Opposite in almost every way from it's lead-in, Quantico is also a ridiculous soap but with a ton of plot shoved into its pilot. An ensemble drama lead by Bollywood star Priyanka Chopra as Alex Parrish, Quantico follows a class of FBI agents-in-training at the famous but secretive Quantico academy. Flash forward months later, and one of Alex's classmates has committed the worst act of terrorism on American soil since 9/11.. and Alex is the agency's prime suspect.
The whole flashback/flashforward concept has been done to death as of late, most successfully probably over on ABC's biggest hit last season How to Get Away with Murder. It doesn't always work, but it creates a sense of urgency here. As we get to know each of the recruits, pieces of their individual puzzles fall into place and will provide clues to the perpetrator. It's a dense, overstuffed idea, if the pilot is any indication, but it's one that's thrilling and fun as well.

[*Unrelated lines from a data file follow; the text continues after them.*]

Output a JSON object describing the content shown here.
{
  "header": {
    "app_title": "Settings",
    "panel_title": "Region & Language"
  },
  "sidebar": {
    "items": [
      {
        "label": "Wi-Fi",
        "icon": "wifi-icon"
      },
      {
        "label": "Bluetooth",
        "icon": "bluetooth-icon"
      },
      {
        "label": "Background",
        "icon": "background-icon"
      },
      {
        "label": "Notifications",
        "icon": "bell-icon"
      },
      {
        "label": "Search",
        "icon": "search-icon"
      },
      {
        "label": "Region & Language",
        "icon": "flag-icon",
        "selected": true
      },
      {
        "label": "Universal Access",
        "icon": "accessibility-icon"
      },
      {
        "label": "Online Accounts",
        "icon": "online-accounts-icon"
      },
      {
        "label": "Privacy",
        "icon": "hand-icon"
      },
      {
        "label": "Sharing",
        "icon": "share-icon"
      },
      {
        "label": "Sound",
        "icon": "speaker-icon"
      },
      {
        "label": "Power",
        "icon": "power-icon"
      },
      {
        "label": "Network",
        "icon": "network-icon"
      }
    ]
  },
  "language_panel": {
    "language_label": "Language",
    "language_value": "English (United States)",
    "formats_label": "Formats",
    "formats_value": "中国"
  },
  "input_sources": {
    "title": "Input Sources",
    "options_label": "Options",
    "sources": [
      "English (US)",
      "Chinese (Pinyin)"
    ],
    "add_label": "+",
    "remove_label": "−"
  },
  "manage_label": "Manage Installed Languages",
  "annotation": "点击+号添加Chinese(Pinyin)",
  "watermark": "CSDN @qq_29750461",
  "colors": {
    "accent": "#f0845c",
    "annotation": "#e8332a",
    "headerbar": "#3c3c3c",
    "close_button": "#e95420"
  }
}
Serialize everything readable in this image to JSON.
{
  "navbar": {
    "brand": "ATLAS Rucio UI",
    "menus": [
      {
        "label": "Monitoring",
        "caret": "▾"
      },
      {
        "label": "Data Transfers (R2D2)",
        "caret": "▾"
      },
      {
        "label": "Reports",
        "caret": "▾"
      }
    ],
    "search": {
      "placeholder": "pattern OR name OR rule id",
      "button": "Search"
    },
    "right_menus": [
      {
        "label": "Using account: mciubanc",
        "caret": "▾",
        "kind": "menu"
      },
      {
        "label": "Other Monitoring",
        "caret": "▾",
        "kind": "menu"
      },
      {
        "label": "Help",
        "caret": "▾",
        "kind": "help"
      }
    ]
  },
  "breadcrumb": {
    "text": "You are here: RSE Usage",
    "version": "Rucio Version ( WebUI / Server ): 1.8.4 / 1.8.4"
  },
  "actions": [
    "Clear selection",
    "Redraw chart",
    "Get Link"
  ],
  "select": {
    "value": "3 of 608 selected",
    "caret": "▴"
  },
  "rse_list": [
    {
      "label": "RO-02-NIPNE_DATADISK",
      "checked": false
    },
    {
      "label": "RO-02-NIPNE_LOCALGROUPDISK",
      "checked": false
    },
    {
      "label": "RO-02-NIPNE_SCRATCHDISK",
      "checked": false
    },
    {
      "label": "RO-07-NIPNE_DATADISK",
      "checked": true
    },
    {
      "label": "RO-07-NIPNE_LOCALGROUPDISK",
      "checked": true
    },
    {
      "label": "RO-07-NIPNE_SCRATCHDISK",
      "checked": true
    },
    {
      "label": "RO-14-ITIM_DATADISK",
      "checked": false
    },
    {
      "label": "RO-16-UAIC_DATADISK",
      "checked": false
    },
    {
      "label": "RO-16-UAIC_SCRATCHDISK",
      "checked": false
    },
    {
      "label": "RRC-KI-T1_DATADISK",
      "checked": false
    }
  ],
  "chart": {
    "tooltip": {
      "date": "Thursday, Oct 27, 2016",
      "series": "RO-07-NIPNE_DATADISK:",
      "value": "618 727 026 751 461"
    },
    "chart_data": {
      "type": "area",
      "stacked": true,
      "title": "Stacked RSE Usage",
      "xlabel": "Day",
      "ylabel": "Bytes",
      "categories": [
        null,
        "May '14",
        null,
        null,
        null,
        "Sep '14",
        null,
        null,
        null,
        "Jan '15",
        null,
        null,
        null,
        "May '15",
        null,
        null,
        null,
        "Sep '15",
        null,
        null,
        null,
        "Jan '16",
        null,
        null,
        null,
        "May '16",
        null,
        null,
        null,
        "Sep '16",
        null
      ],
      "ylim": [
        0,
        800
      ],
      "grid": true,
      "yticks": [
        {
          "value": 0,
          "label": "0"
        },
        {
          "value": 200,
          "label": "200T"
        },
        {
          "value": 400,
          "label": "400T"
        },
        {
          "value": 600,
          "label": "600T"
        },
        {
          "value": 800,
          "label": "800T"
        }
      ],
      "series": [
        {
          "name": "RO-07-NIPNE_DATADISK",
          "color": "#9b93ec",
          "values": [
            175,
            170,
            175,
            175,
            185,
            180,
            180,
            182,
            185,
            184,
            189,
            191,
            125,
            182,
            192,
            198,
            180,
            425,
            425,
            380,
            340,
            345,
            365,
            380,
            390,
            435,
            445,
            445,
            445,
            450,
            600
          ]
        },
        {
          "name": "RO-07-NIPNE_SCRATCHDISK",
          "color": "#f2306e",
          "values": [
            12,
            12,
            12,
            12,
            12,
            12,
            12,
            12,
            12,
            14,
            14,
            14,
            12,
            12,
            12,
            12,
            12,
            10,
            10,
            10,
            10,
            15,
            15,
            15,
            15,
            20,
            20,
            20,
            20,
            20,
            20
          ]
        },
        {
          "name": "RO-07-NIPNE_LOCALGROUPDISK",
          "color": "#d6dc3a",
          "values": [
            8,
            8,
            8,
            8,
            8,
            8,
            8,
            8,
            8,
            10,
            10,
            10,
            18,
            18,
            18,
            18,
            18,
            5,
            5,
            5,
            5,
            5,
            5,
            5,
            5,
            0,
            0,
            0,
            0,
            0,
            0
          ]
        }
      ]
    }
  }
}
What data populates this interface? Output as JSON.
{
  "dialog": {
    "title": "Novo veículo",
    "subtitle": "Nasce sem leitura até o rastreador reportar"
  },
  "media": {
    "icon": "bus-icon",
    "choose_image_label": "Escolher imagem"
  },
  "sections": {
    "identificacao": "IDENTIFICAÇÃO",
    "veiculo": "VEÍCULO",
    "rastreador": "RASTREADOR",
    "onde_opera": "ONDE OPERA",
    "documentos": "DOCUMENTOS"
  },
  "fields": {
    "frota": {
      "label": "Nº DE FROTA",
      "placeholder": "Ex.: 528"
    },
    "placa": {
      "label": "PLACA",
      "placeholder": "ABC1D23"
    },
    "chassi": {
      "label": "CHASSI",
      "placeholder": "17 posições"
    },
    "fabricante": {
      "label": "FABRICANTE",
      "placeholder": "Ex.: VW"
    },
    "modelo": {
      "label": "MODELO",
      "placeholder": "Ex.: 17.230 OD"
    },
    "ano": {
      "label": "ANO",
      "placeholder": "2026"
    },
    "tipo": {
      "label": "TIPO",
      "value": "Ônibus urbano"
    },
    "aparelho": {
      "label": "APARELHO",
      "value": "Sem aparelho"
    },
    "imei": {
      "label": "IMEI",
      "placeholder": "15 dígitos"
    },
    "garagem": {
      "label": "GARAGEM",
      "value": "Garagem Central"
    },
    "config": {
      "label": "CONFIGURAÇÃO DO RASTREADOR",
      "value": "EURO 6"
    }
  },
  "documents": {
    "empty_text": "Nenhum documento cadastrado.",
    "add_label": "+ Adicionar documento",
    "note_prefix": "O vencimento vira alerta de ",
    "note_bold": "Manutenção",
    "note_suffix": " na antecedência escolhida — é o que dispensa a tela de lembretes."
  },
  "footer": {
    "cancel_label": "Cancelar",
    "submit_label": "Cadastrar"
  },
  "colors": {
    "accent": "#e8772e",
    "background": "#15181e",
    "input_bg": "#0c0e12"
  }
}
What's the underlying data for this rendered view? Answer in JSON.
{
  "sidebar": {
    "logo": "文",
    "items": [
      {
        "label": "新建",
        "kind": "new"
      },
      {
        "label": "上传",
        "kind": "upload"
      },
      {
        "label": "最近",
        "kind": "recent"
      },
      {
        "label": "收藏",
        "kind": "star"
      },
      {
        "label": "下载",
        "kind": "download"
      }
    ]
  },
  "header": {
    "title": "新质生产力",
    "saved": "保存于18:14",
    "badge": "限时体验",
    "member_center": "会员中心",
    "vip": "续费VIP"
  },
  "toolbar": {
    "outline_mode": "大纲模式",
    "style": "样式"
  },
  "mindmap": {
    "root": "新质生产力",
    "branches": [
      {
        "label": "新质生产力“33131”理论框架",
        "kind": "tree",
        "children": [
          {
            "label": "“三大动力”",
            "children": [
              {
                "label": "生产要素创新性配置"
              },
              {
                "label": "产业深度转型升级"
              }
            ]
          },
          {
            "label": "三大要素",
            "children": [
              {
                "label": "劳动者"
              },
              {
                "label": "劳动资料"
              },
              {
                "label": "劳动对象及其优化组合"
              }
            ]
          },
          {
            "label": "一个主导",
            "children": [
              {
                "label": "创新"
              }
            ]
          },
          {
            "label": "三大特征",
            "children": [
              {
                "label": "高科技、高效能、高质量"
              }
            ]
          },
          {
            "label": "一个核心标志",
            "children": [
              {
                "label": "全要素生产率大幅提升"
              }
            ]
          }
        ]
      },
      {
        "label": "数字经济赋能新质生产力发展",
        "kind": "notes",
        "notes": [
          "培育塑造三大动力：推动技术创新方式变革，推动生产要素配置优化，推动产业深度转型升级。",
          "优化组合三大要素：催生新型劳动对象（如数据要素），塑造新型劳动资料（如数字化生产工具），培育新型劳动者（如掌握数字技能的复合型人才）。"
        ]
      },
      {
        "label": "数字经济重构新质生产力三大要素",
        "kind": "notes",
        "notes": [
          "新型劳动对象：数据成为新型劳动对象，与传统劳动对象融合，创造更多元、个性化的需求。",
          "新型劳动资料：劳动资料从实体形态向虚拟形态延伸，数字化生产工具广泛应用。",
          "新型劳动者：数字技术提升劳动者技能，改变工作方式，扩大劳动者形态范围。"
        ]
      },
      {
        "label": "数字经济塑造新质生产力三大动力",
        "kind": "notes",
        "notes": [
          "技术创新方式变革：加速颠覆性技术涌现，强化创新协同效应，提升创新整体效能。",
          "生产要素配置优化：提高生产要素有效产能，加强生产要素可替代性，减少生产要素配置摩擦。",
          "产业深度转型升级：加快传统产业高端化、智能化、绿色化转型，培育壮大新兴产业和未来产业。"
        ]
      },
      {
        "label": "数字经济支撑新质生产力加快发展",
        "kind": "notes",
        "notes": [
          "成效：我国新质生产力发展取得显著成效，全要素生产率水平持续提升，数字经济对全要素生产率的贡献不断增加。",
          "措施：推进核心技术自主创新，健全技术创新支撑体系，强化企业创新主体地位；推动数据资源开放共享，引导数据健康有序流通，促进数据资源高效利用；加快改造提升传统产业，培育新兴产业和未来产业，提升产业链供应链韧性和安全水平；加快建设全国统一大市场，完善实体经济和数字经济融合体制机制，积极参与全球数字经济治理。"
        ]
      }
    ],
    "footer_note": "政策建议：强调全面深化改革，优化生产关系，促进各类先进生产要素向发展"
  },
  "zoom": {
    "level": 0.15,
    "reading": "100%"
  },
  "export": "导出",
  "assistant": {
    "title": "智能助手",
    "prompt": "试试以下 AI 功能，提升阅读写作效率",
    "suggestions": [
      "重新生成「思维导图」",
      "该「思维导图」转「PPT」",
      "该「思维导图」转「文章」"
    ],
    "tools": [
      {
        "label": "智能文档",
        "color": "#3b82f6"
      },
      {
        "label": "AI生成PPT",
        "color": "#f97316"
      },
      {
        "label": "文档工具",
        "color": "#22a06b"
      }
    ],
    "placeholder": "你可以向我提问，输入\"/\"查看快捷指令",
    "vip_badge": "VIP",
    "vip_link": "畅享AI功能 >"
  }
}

Like I said, there's a lot going on in Quantico's pilot. Not only does the story exist in two different timelines, there's a slew of characters with backstories that are already being established through the inventive (but exposition-heavy) idea that each recruit's first test is to find out a secret about another recruit in their first 24 hours together. It gives us a lot of information, but it also immediately establishes motives and sympathies for each character. Shelby (Johanna Braddy, unREAL) lost both of her parents in one of the planes used on 9/11. Simon (Tate Ellington) is a devout Jew who spent months living in Gaza with Palestinians. And then there's the pilot's most insane development with Eric (Brian J. Smith), a former Mormon missionary. In the first two-thirds of the pilot, we are lead to believe he will be one of the core cast members we follow throughout the series, but in this faux interrogation scene... he steals a gun and commits suicide over his own secret. It's a shocking, ballsy move on the writers' behalf, and one that ups the stakes of the show: no one is above suspicion, no one is safe. It's a great moment, the one which solidified Quantico as my favorite new show thus far in the season. There's a lot of plot going on, and it's happening at breakneck speed, but even in its first hour, the show is taking risks. I admire that.
I also admire the skill of this huge cast. Chopra is radiant in the lead. I really don't know how else to describe her performance and her presence: she's got "it." That "it" that you always hear about it (The It Girl, The It Factor, whatever) is obvious in Chopra. She's confident, gorgeous, and playful. Her entire body is alive on camera, from her eyes to her fingertips. Something about her just pulls you in, and that's one of Quantico's biggest strengths: with a less charismatic and relatable lead, the story would feel even more laughably ridiculous than it already does. Josh Hopkins (Cougar Town) and Jake McLaughlin (Believe) are intriguing, mysterious leading men, and McLaughlin especially plays wells off of Chopra. There's not a weak link in the cast (though the most absurd plot point is probably that twins are operating as one person; if the FBI knows about the time Simon lived in Gaza, they know you have a twin sister, Nimah).
All in all, I can't think of many negatives in the pilot. Maybe it's a little too plot-heavy, and characters could have developed organically rather than in a slew of info-dumping scenes, but when your pilot is as exciting and fast-paced as Quantico is, I just don't care.